We got a taxi (after another argument on price) to drive Alita to the children's home where she will be staying for the weekend and us back to the Israeli border. Walking across the border was quite an experience. There was a massive wall with barbed wire, snipers, metal detectors, everything. However, even with all that security they didn't even look at our passports. They just asked us where we were from and I said Canada and they waved me through. Apparently being white is all the ID you need here.

We then haggled for a taxi back to Jerusalem. We were wet and tired so we just had some pita and hummus which I guess works for every meal here then went to bed.

Saturday February 14th

I didn't do much of anything today but I guess that is appropriate since it is Shabbat (sabbath). There are still a lot of things open in the Christian and Muslim quarters around the old city but the Jewish quarter is all closed. I slept in until around 10 then me, Lukas and Nick went for a walk to find a good cup of tea. We wanted to have tea on a rooftop Cafe which proved hard to find. We eventually got directed to the Austrian Hospice which had a nice, if overpriced Cafe. Their rooftop was closed for Shabbat but they had some outdoor balconies that were open (don’t ask me why one can be open and the other must be closed, it’s Israel). We enjoyed our overpriced tea with the warm sun shining on us for the first time all week.

After this, Nick headed to the Mount of Olives while me and Lukas headed back to the hostel for lunch. Lukas cooked a nice spaghetti with ham and tomato sauce (German’s know what a real meal is). Then Lukas also headed to the Mount of Olives while I just relaxed at the hostel. I did some research on the West Bank as me and Nick intend to travel there tomorrow. Nick met a Samaritan woman in Tel Aviv and he said he was interested in learning more about Samaritans so she got him in touch with her son who has a friend in a Samaritan village near Nablus in the West Bank. This friend offered to host Nick for a night and he invited me to join him so we are going tomorrow! We originally looked at renting a car and I checked out some rental companies in east Jerusalem which insure the West Bank (Jewish companies don’t allow you to drive in Palestinian territory) but then we decided to take the bus instead which was much cheaper and probably safer.

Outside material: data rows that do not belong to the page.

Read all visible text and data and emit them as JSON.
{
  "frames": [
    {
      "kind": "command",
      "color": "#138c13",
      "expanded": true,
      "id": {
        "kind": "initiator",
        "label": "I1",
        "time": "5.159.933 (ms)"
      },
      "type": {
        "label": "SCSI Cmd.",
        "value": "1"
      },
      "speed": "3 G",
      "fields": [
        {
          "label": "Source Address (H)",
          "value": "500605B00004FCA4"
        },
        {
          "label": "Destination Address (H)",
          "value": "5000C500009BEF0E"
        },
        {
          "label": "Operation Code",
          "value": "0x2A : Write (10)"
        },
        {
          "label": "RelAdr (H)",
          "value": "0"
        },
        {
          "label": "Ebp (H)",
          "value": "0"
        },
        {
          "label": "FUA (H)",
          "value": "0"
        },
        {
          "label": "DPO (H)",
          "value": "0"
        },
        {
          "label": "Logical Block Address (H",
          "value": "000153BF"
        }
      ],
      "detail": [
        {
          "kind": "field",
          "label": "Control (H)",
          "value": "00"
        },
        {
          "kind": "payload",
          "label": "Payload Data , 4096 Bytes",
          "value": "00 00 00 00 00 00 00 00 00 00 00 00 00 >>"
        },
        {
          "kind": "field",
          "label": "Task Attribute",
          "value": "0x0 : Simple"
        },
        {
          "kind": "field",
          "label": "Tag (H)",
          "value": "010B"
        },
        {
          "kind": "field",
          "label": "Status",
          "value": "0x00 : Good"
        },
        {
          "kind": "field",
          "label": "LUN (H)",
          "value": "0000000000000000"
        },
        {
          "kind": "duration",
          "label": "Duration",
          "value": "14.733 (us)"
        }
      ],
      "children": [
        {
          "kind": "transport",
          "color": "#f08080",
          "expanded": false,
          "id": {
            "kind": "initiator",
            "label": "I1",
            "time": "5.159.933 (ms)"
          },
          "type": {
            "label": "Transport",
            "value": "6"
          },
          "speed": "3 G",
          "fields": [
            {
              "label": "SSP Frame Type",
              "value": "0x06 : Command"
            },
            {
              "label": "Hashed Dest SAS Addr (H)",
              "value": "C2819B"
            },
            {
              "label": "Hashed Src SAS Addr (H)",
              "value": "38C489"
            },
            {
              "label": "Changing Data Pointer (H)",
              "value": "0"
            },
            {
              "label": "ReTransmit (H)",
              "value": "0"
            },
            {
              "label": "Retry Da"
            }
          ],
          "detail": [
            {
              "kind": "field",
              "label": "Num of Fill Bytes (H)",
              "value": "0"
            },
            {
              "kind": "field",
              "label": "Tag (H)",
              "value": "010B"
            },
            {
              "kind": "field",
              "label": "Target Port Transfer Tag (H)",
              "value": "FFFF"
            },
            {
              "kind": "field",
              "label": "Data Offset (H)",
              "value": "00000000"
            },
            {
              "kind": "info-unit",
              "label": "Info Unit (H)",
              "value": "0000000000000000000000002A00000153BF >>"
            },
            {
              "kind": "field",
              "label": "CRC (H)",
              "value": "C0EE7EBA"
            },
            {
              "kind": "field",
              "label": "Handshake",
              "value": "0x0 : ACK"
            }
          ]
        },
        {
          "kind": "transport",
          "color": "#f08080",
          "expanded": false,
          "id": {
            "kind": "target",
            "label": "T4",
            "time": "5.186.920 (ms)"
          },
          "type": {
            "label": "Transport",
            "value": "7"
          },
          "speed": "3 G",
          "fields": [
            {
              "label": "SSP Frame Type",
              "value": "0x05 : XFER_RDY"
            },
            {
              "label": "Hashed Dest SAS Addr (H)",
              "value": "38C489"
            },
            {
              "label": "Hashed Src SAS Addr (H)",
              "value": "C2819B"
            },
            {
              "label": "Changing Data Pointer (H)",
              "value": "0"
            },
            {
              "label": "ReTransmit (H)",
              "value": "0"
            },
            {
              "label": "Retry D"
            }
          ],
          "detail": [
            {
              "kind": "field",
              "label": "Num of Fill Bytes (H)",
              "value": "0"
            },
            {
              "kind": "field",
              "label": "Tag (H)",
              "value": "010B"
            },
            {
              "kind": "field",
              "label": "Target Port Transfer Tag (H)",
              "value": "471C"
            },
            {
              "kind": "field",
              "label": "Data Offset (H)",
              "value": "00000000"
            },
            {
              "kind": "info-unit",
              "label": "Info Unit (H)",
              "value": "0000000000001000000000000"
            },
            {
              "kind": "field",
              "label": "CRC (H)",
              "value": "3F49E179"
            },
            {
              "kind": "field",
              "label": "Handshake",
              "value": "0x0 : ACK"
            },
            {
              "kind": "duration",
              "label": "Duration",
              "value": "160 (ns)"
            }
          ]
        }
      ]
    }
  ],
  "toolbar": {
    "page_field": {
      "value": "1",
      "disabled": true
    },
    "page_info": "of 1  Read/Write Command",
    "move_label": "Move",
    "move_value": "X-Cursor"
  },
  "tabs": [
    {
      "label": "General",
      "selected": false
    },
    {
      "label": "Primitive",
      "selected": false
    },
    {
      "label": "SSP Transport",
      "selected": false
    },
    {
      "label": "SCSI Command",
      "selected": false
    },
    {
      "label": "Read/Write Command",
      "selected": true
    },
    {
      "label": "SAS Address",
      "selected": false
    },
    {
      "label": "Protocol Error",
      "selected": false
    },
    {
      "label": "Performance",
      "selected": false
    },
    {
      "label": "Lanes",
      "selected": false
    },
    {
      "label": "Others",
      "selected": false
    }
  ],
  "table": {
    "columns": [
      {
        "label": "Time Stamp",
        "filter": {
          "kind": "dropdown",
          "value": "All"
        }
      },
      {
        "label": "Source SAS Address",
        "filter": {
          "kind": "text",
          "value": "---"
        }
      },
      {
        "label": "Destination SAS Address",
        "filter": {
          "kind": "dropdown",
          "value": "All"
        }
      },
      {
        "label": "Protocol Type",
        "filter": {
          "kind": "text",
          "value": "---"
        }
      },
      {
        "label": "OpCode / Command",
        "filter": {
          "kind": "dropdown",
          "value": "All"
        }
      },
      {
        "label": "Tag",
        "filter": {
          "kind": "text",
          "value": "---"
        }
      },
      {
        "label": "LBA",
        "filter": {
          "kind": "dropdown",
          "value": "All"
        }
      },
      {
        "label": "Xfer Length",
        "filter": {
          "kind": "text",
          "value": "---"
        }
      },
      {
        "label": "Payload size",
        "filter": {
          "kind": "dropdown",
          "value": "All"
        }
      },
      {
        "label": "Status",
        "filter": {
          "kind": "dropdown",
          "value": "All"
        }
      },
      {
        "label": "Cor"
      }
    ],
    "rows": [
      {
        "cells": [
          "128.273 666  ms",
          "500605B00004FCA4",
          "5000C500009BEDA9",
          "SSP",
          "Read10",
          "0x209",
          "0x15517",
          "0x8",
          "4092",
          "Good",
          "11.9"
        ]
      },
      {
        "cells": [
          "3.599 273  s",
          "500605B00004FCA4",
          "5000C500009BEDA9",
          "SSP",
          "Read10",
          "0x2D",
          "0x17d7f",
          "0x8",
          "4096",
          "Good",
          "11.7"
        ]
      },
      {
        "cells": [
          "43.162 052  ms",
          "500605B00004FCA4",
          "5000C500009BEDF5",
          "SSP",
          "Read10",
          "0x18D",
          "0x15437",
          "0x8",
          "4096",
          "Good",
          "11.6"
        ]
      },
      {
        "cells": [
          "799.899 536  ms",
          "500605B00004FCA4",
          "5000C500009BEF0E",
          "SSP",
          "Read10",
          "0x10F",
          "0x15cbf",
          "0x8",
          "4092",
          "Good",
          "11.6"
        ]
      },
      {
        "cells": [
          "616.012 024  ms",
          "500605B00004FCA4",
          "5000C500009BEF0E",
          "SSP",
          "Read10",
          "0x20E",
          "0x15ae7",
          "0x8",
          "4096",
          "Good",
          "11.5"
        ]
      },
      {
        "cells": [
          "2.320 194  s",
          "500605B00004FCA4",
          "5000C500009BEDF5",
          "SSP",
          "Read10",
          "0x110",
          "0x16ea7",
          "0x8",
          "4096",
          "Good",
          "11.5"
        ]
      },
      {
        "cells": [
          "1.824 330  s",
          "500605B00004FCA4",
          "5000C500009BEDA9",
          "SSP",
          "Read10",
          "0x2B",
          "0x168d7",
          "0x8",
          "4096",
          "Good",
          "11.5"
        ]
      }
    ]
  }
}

Later in the day we all met up for some falafels at a restaurant near the hostel and also scored some free pizza that an American family had left behind (yeah, I’m cheap). There we got talking to a Christian Israeli who was a historian and we got an insiders perspective on the Israel/Palestine conflict. It certainly is a complicated one. We then went back to the hostel and crashed fairly early. Big day tomorrow!